|VAN SANTEN, EDZARD|
Submitted to: Weed Science Society of America Meeting Abstracts
Publication Type: Abstract Only
Publication Acceptance Date: 2/2/2009
Publication Date: 2/2/2009
Citation: Kelton, J., Van Santen, E., Shaw, J., Price, A.J., Arriaga, F.J., Balkcom, K.S., Raper, R.L. 2009. High Residue Winter Cover Crops Deplete Winter Annual Weed Seed Across a Landscape in a Long-Term Tillage Study [abstract]. Weed Science Society of America Meeting Abstracts.

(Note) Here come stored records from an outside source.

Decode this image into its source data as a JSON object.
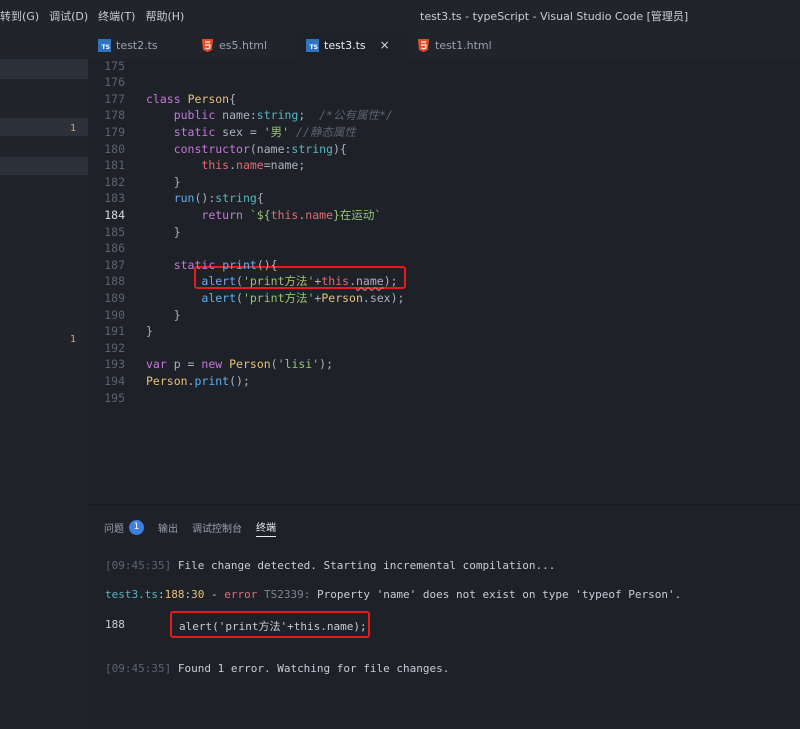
{
  "menubar": {
    "items": [
      "转到(G)",
      "调试(D)",
      "终端(T)",
      "帮助(H)"
    ],
    "title": "test3.ts - typeScript - Visual Studio Code [管理员]"
  },
  "tabs": [
    {
      "label": "test2.ts",
      "kind": "ts",
      "active": false
    },
    {
      "label": "es5.html",
      "kind": "html",
      "active": false
    },
    {
      "label": "test3.ts",
      "kind": "ts",
      "active": true
    },
    {
      "label": "test1.html",
      "kind": "html",
      "active": false
    }
  ],
  "tab_icons": {
    "ts_icon_text": "TS",
    "close_glyph": "×"
  },
  "sidebar": {
    "badges": [
      "1",
      "1"
    ]
  },
  "editor": {
    "current_line": "184",
    "lines": [
      {
        "num": "175",
        "tokens": []
      },
      {
        "num": "176",
        "tokens": []
      },
      {
        "num": "177",
        "tokens": [
          [
            "kw",
            "class"
          ],
          [
            "plain",
            " "
          ],
          [
            "cls",
            "Person"
          ],
          [
            "plain",
            "{"
          ]
        ]
      },
      {
        "num": "178",
        "tokens": [
          [
            "plain",
            "    "
          ],
          [
            "kw",
            "public"
          ],
          [
            "plain",
            " name:"
          ],
          [
            "ty",
            "string"
          ],
          [
            "plain",
            ";  "
          ],
          [
            "cm",
            "/*公有属性*/"
          ]
        ]
      },
      {
        "num": "179",
        "tokens": [
          [
            "plain",
            "    "
          ],
          [
            "kw",
            "static"
          ],
          [
            "plain",
            " sex = "
          ],
          [
            "str",
            "'男'"
          ],
          [
            "plain",
            " "
          ],
          [
            "cm",
            "//静态属性"
          ]
        ]
      },
      {
        "num": "180",
        "tokens": [
          [
            "plain",
            "    "
          ],
          [
            "kw",
            "constructor"
          ],
          [
            "plain",
            "(name:"
          ],
          [
            "ty",
            "string"
          ],
          [
            "plain",
            "){"
          ]
        ]
      },
      {
        "num": "181",
        "tokens": [
          [
            "plain",
            "        "
          ],
          [
            "th",
            "this"
          ],
          [
            "plain",
            "."
          ],
          [
            "th",
            "name"
          ],
          [
            "plain",
            "=name;"
          ]
        ]
      },
      {
        "num": "182",
        "tokens": [
          [
            "plain",
            "    }"
          ]
        ]
      },
      {
        "num": "183",
        "tokens": [
          [
            "plain",
            "    "
          ],
          [
            "fn",
            "run"
          ],
          [
            "plain",
            "():"
          ],
          [
            "ty",
            "string"
          ],
          [
            "plain",
            "{"
          ]
        ]
      },
      {
        "num": "184",
        "tokens": [
          [
            "plain",
            "        "
          ],
          [
            "kw",
            "return"
          ],
          [
            "plain",
            " "
          ],
          [
            "str",
            "`${"
          ],
          [
            "th",
            "this"
          ],
          [
            "plain",
            "."
          ],
          [
            "th",
            "name"
          ],
          [
            "str",
            "}在运动`"
          ]
        ]
      },
      {
        "num": "185",
        "tokens": [
          [
            "plain",
            "    }"
          ]
        ]
      },
      {
        "num": "186",
        "tokens": []
      },
      {
        "num": "187",
        "tokens": [
          [
            "plain",
            "    "
          ],
          [
            "kw",
            "static"
          ],
          [
            "plain",
            " "
          ],
          [
            "fn",
            "print"
          ],
          [
            "plain",
            "(){"
          ]
        ]
      },
      {
        "num": "188",
        "tokens": [
          [
            "plain",
            "        "
          ],
          [
            "fn",
            "alert"
          ],
          [
            "plain",
            "("
          ],
          [
            "str",
            "'print方法'"
          ],
          [
            "plain",
            "+"
          ],
          [
            "th",
            "this"
          ],
          [
            "plain",
            "."
          ],
          [
            "squig",
            "name"
          ],
          [
            "plain",
            ");"
          ]
        ]
      },
      {
        "num": "189",
        "tokens": [
          [
            "plain",
            "        "
          ],
          [
            "fn",
            "alert"
          ],
          [
            "plain",
            "("
          ],
          [
            "str",
            "'print方法'"
          ],
          [
            "plain",
            "+"
          ],
          [
            "cls",
            "Person"
          ],
          [
            "plain",
            ".sex);"
          ]
        ]
      },
      {
        "num": "190",
        "tokens": [
          [
            "plain",
            "    }"
          ]
        ]
      },
      {
        "num": "191",
        "tokens": [
          [
            "plain",
            "}"
          ]
        ]
      },
      {
        "num": "192",
        "tokens": []
      },
      {
        "num": "193",
        "tokens": [
          [
            "kw",
            "var"
          ],
          [
            "plain",
            " p = "
          ],
          [
            "kw",
            "new"
          ],
          [
            "plain",
            " "
          ],
          [
            "cls",
            "Person"
          ],
          [
            "plain",
            "("
          ],
          [
            "str",
            "'lisi'"
          ],
          [
            "plain",
            ");"
          ]
        ]
      },
      {
        "num": "194",
        "tokens": [
          [
            "cls",
            "Person"
          ],
          [
            "plain",
            "."
          ],
          [
            "fn",
            "print"
          ],
          [
            "plain",
            "();"
          ]
        ]
      },
      {
        "num": "195",
        "tokens": []
      }
    ]
  },
  "panel": {
    "tabs": [
      "问题",
      "输出",
      "调试控制台",
      "终端"
    ],
    "problems_count": "1",
    "active_tab": "终端",
    "terminal": {
      "line1_time": "09:45:35",
      "line1_text": " File change detected. Starting incremental compilation...",
      "err_file": "test3.ts",
      "err_line": "188",
      "err_col": "30",
      "err_word": "error",
      "err_code": "TS2339:",
      "err_msg": " Property 'name' does not exist on type 'typeof Person'.",
      "snippet_num": "188",
      "snippet_code": "alert('print方法'+this.name);",
      "line4_time": "09:45:35",
      "line4_text": " Found 1 error. Watching for file changes."
    }
  }
}
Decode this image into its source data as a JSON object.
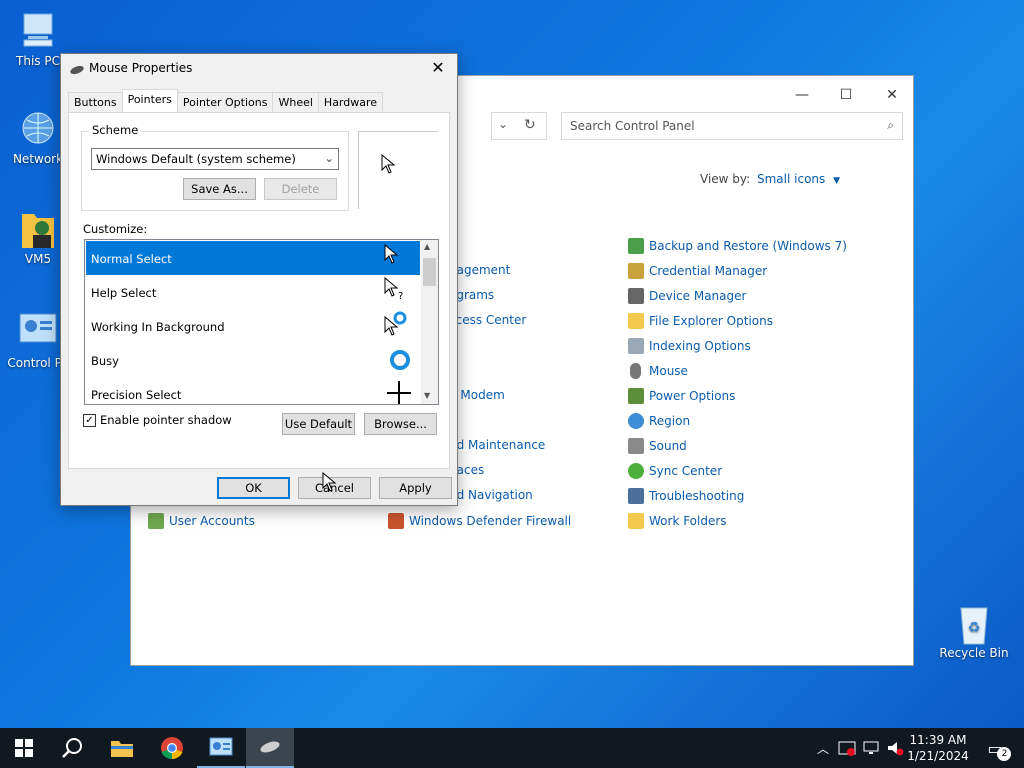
{
  "desktop": {
    "icons": [
      {
        "label": "This PC",
        "icon": "computer-icon"
      },
      {
        "label": "Network",
        "icon": "network-icon"
      },
      {
        "label": "VM5",
        "icon": "user-folder-icon"
      },
      {
        "label": "Control Pa",
        "icon": "control-panel-icon"
      },
      {
        "label": "Recycle Bin",
        "icon": "recycle-bin-icon"
      }
    ]
  },
  "control_panel": {
    "search_placeholder": "Search Control Panel",
    "view_by_label": "View by:",
    "view_by_value": "Small icons",
    "items_col1": [
      {
        "label": "User Accounts"
      }
    ],
    "items_col2": [
      {
        "label": "nagement"
      },
      {
        "label": "ograms"
      },
      {
        "label": "ccess Center"
      },
      {
        "label": "d Modem"
      },
      {
        "label": "nd Maintenance"
      },
      {
        "label": "paces"
      },
      {
        "label": "nd Navigation"
      },
      {
        "label": "Windows Defender Firewall"
      }
    ],
    "items_col3": [
      {
        "label": "Backup and Restore (Windows 7)"
      },
      {
        "label": "Credential Manager"
      },
      {
        "label": "Device Manager"
      },
      {
        "label": "File Explorer Options"
      },
      {
        "label": "Indexing Options"
      },
      {
        "label": "Mouse"
      },
      {
        "label": "Power Options"
      },
      {
        "label": "Region"
      },
      {
        "label": "Sound"
      },
      {
        "label": "Sync Center"
      },
      {
        "label": "Troubleshooting"
      },
      {
        "label": "Work Folders"
      }
    ]
  },
  "dialog": {
    "title": "Mouse Properties",
    "tabs": [
      "Buttons",
      "Pointers",
      "Pointer Options",
      "Wheel",
      "Hardware"
    ],
    "active_tab": "Pointers",
    "scheme_label": "Scheme",
    "scheme_value": "Windows Default (system scheme)",
    "save_as_label": "Save As...",
    "delete_label": "Delete",
    "customize_label": "Customize:",
    "pointers": [
      {
        "label": "Normal Select",
        "selected": true
      },
      {
        "label": "Help Select",
        "selected": false
      },
      {
        "label": "Working In Background",
        "selected": false
      },
      {
        "label": "Busy",
        "selected": false
      },
      {
        "label": "Precision Select",
        "selected": false
      }
    ],
    "enable_shadow_label": "Enable pointer shadow",
    "enable_shadow_checked": true,
    "use_default_label": "Use Default",
    "browse_label": "Browse...",
    "ok_label": "OK",
    "cancel_label": "Cancel",
    "apply_label": "Apply"
  },
  "taskbar": {
    "time": "11:39 AM",
    "date": "1/21/2024",
    "notifications_count": "2"
  }
}
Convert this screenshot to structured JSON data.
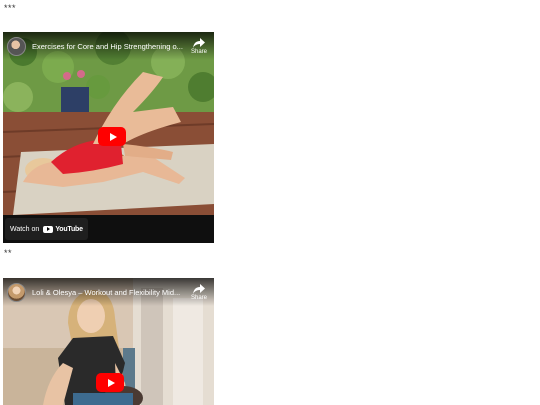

Technical Abstract: High residue conservation agriculture systems have the potential to maximize environmental benefits achieved when practicing reduced tillage. A greenhouse study was conducted in 2006 through 2008 to determine the effects of cover crop residue on weed seed density within the soil seedbank under varying farming practices and topographical conditions. In mid-October, 2006, soil samples were collected from an on-going field-scale study located at the E.V. Smith Research and Extension Center, Alabama, USA. A factorial arrangement of the experiment included conventional and conservation tillage, with and without manure applications, under a cotton-corn rotation with both crops present during the growing season. Landscape positions identified as treatments included summit, backslope, and drainage way. Cover crops included a crimson clover, fodder radish (Raphanus sativus L.), and white lupin (Lupinus albus L.) mix preceding corn and a rye-black oat mixture preceding cotton in the conservation tillage plots. Covers were planted in late fall; termination of the clover, radish, and lupin cover occurred in mid-March; termination of the rye-black oat cover occurred in mid-April. Six replications were made in the field and subsequently divided into equal cells with 3 replications of each treatment grouping being sampled for this study. Soil cores, five from each cell, were divided into an upper (0-0.076m) and lower (0.076-0.152m) sample, pooled together to create one sample of each level within a replication. Samples were placed in the greenhouse, allowed to germinate, and seedlings were identified until germination ceased at approximately five months. Samples were then chilled at 36°F to five months and the process repeated two additional times. Weed seed density consisted of over 80 % henbit (Lamium amplexicaule L.) throughout the experiment. Data analysis found that weed seed density was decreased in conservation tillage when compared to conventional tillage at both the upper and lower soil levels. Additionally, density of the seedbank was reduced in the upper soil portion of no-till cotton with rye-oat cover in comparison with no-till corn plots with the clover-radish-lupin cover. These findings indicate that high residue cover crops could be incorporated into farming systems as an effective aid in suppressing winter weed seed germination.